“There is currently no policy, or regulatory framework, that determines the requirements, norms and standards for cleaner fossil fuels in South Africa,” he explained. “There is also no policy or incentive scheme that rewards users of cleaner fuels and cleaner fossil fuels.”
While many other countries are already deeply invested in the introduction of new environmentally friendly transport options – such as electric vehicles – the South African government faces a mountain of new technology that still requires regulation. The recently introduced carbon tax is a good example of the long government processes involved in the introduction of new regulations.
Although South Africa signed the Paris Agreement aimed at reducing greenhouse gas (GHG) emissions in 2016, it introduced a carbon tax only in June. Professor Imad AL-Qadi from the University of Illinois in the United States noted that the GHG per capita in South Africa is almost double that of the world average at 8,97 metric tonnes.
He added that the transport sector remains the biggest contributor. Around 71,3 percent of all oil-based emissions stem from the transport sector. However, addressing this high level of GHG emissions could be as simple as introducing flexible ride sharing, or a change in mobility, which could reduce GHG emissions by 40 to 60 percent at full autonomy.
A key aspect of the transport industry that needs to be addressed is road freight. According to AL-Qadi, transport companies are losing 40 percent of fuel through aerodynamic drag, 25 percent as a result of mechanical losses and 35 percent to rolling resistance.
Some of the solutions to these fuel-consumption challenges he suggested include changing the texture of road surfaces, which can reduce fuel consumption by eight percent, and platooning, which could reduce fuel consumption by up to 15 percent. However, the introduction of these technologies in South Africa seems unlikely.
There are insufficient regulations in South Africa to encourage the adoption of electric vehicles. According to AL-Qadi, there are only about 700 electric vehicles in use in South Africa.
Mbalula also said that it is unlikely that the country will have autonomous vehicles any time soon. “As a country, we are still a long way off from transitioning to autonomous technology such as an autonomous bus system,” he noted. Even if the policies were in place, there is a lack of infrastructure. In addition, the infrastructure in place is poorly maintained – especially in provincial areas.
Don Ross and Mathew Townshend, from the University of Cape Town, gave a presentation on the road maintenance backlog in South Africa. According to their research, there is a R243-billion functional maintenance backlog and a
R281-billion technical-needs maintenance backlog on gravel roads.
They noted that on paved roads there is a R61-billion functional backlog and a R135-billion technical maintenance backlog. The majority of the backlog can be found in provincial networks, which poses a challenge for logistics in the more rural areas.

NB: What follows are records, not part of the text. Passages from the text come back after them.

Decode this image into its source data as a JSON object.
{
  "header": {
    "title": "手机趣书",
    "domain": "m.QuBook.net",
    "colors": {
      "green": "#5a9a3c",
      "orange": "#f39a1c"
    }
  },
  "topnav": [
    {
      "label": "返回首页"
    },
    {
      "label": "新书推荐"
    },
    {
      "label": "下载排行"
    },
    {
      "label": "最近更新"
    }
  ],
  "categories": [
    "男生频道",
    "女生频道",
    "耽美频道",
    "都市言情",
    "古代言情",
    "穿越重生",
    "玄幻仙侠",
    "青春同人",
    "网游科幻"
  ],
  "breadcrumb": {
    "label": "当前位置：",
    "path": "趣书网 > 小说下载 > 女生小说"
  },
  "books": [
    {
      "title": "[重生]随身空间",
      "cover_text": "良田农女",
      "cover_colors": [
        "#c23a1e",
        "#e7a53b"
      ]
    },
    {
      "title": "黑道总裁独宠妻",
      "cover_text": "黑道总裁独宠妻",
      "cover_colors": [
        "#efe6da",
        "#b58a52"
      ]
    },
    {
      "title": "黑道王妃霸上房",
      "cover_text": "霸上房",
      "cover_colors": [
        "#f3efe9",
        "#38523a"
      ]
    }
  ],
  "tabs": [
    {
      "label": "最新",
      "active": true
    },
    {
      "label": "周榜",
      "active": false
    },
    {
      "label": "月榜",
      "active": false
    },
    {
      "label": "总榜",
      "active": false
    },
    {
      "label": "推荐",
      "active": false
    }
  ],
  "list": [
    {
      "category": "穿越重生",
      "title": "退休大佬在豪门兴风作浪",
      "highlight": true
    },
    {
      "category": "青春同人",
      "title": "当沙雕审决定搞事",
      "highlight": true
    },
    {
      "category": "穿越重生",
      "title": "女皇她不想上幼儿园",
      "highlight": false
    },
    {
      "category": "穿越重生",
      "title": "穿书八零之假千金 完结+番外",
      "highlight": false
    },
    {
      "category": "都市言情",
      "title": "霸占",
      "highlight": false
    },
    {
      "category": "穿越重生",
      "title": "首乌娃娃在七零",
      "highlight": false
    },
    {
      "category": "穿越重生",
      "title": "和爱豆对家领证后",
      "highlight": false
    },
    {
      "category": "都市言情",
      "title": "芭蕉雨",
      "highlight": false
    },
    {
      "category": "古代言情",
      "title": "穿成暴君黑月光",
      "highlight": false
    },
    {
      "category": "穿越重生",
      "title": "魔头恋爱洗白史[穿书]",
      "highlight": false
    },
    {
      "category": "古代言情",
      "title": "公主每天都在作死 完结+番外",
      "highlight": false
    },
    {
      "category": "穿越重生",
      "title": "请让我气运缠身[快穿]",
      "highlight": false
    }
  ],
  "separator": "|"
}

If government attempted to cover these backlogs within five years, it would require the entire new economic stimulus plan. Alternatively, Ross and Townshend suggested a four-percent rise in VAT, or an increase of R3 per litre on the national fuel levy.
Despite the challenges and a lack of adequate policies to regulate the new technology, Mbalula has high expectations for the country and a desire for it to be at the forefront of new developments.
“My concern with the pace is that we must not be relegated to catching up. We must be part of the innovators. We must not only respond to what others have produced, because that often gives rise to additional challenges,” he says.
Even with the hope of South Africa becoming an innovator, Mbalula is still realistic in the approach of the Department of Transport towards new innovations. He concludes: “We can only find solutions to these disruptive technologies and can never turn back from tackling these challenges head-on.”